The Softlayer structure of IBM and free internal networking wins the hearts of those who have converted, but there’s still a long way to go for it in the world of startups that are obsessed with AWS.
The cloud team of IBM has tried their best at proving to startups that its services of SoftLayer infrastructure and platform of BlueMix are up to par. It provides economical options to Amazon Web Services, Rackspace and many more.
Coming close to the end, IBM hosted a [email protected] event in San Francisco this week to show off their goods in a sea of startups. And it’s showing a few customer wins as proof points for SoftLayer momentum; MutualMind, which helps businesses monitor customers’ social networking interactions, and Vivocha, a customer engagement SaaS product.
Addison, Texas–based MutualMind is moving the bulk of its workloads to SoftLayer from AWS and Rackspace, said CEO Babar Bhatti. An important reason was SoftLayer’s flexibility regarding providing both bare metal servers for I/O intensive workloads and cloud capabilities, with better service than the incumbent providers.
Federico Pinna who is co-founder and CTO said that a hand-picked IBM case study Vivocha, moved part of its service which is batch data processing and CPU-intensive tasks, from AWS to Bluemix.

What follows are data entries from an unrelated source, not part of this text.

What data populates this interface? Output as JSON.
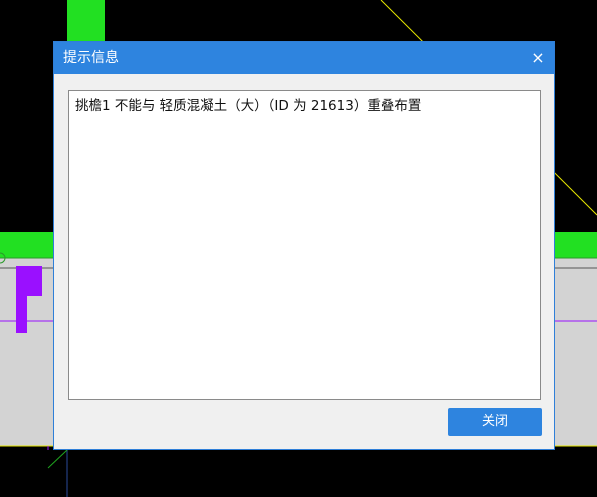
{
  "dialog": {
    "title": "提示信息",
    "close_icon": "×",
    "message": "挑檐1 不能与 轻质混凝土（大）（ID 为 21613）重叠布置",
    "close_button_label": "关闭"
  },
  "colors": {
    "background": "#000000",
    "accent": "#2e84df",
    "green": "#22e022",
    "purple": "#9a10ff",
    "yellow": "#e6e600",
    "gray": "#d3d3d3"
  }
}
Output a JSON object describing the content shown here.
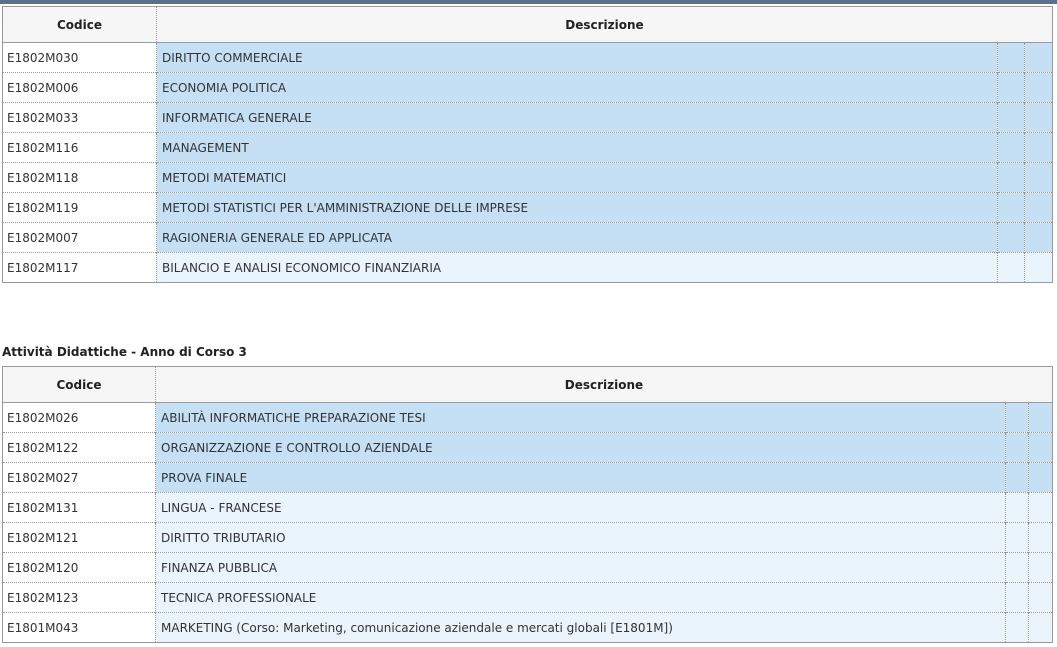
{
  "table1": {
    "headers": {
      "code": "Codice",
      "desc": "Descrizione"
    },
    "rows": [
      {
        "code": "E1802M030",
        "desc": "DIRITTO COMMERCIALE",
        "selected": true
      },
      {
        "code": "E1802M006",
        "desc": "ECONOMIA POLITICA",
        "selected": true
      },
      {
        "code": "E1802M033",
        "desc": "INFORMATICA GENERALE",
        "selected": true
      },
      {
        "code": "E1802M116",
        "desc": "MANAGEMENT",
        "selected": true
      },
      {
        "code": "E1802M118",
        "desc": "METODI MATEMATICI",
        "selected": true
      },
      {
        "code": "E1802M119",
        "desc": "METODI STATISTICI PER L'AMMINISTRAZIONE DELLE IMPRESE",
        "selected": true
      },
      {
        "code": "E1802M007",
        "desc": "RAGIONERIA GENERALE ED APPLICATA",
        "selected": true
      },
      {
        "code": "E1802M117",
        "desc": "BILANCIO E ANALISI ECONOMICO FINANZIARIA",
        "selected": false
      }
    ]
  },
  "section2_title": "Attività Didattiche - Anno di Corso 3",
  "table2": {
    "headers": {
      "code": "Codice",
      "desc": "Descrizione"
    },
    "rows": [
      {
        "code": "E1802M026",
        "desc": "ABILITÀ INFORMATICHE PREPARAZIONE TESI",
        "selected": true
      },
      {
        "code": "E1802M122",
        "desc": "ORGANIZZAZIONE E CONTROLLO AZIENDALE",
        "selected": true
      },
      {
        "code": "E1802M027",
        "desc": "PROVA FINALE",
        "selected": true
      },
      {
        "code": "E1802M131",
        "desc": "LINGUA - FRANCESE",
        "selected": false
      },
      {
        "code": "E1802M121",
        "desc": "DIRITTO TRIBUTARIO",
        "selected": false
      },
      {
        "code": "E1802M120",
        "desc": "FINANZA PUBBLICA",
        "selected": false
      },
      {
        "code": "E1802M123",
        "desc": "TECNICA PROFESSIONALE",
        "selected": false
      },
      {
        "code": "E1801M043",
        "desc": "MARKETING (Corso: Marketing, comunicazione aziendale e mercati globali [E1801M])",
        "selected": false
      }
    ]
  },
  "colors": {
    "selected": "#c5e0f5",
    "unselected": "#eaf4fd",
    "header": "#f6f6f6"
  }
}
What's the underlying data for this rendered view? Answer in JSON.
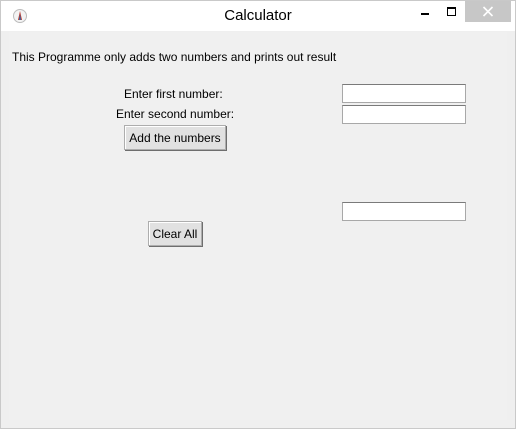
{
  "window": {
    "title": "Calculator",
    "close_button_color": "#c7c7c7"
  },
  "icons": {
    "app": "feather-icon",
    "minimize": "minimize-icon",
    "maximize": "maximize-icon",
    "close": "close-icon"
  },
  "main": {
    "description": "This Programme only adds two numbers and prints out result",
    "first_label": "Enter first number:",
    "second_label": "Enter second number:",
    "first_value": "",
    "second_value": "",
    "add_button": "Add the numbers",
    "result_value": "",
    "clear_button": "Clear All"
  }
}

But his company, similar to many others, will use more than one cloud, parts of Vivocha’s work are still on AWS and Microsoft Azure. Pinna was impressed with how Bluemix lets his company scale swiftly and release iterations and new features very quickly and supports all the key Node.js and MongoDB technologies.
I found a few other account startups that weren’t reference related moving toSoftLayer at least partially. A big pro was that SoftLayer offers free private networking across all its data centers, which is one of a kind, in accordance with Server DensityCEO David Mytton. In the end that could mean important savings for growing companies.
CTO Harry Marr said that a London based online payment company which is called GoCardless, moved from Rackspace to SoftLayer early in the year. Also he said Rackspace, didn’t give his company control over virtual machine placement and as a result of this his VMs usually ended up on the same physical servers, this consequently led to problems. He adds our infrastructure was built to handle partial failure, but rather than losing a server here and there, we would usually löse a whole bunch at the same time.
The company currently runs basically on the metal boxes of SoftLayer. He said the following in regards to this issue; for the same overall cost we are able to handle many times more load than we used to. We have also increased dependability in an immense way, we haven’t had a single outage caused by infrastructure since the migration. Although there have been setbacks, of the problems; a few times GoCardless needed more capacity and SoftLayer could not provide the needed hard drives or RAM. Although all in all, he is pleased with this move.
The hold Amazon has on the world of startups will be a tough habit to end.
Besides these examples, IBM has a long way to go in order to produce important numbers of startups off of AWS and Rackspace. Amazon especially, grew with the startups that came to it for the last seven years, and for every case study of IBM, AWS probably has many many more. Also AWS is very fast. Be ready fort he arrival of new services at AWS Re:Invent in the month November.
Although AWS isn’t the only one left in the field anymore. It is faced with competitors who are funded well inGoogle and Microsoft and many other IT contenders such as IBM, HP and many others. All of which are selling their own clouds as more friendly with enterprise than the cloud alternatives of the public.
Google is obviously eager to use the tools of Amazon against them, last week it said it would give qualified startups $100,000 in free Google Cloud resources.
Mytton said that although IBM Softlayer is not without its advantages, such as the hybrid infrastructure that was mentioned before, a mature set of products and credibility in running large-scale workloads. He also added that WhatsApp ran on SoftLayer before Facebook even obtained it. That’s a pretty big thing to do.
Although IBM also needs to keep proving that its cloud infrastructure is not a sideline or a vehicle in which to use up other IBM IP assets.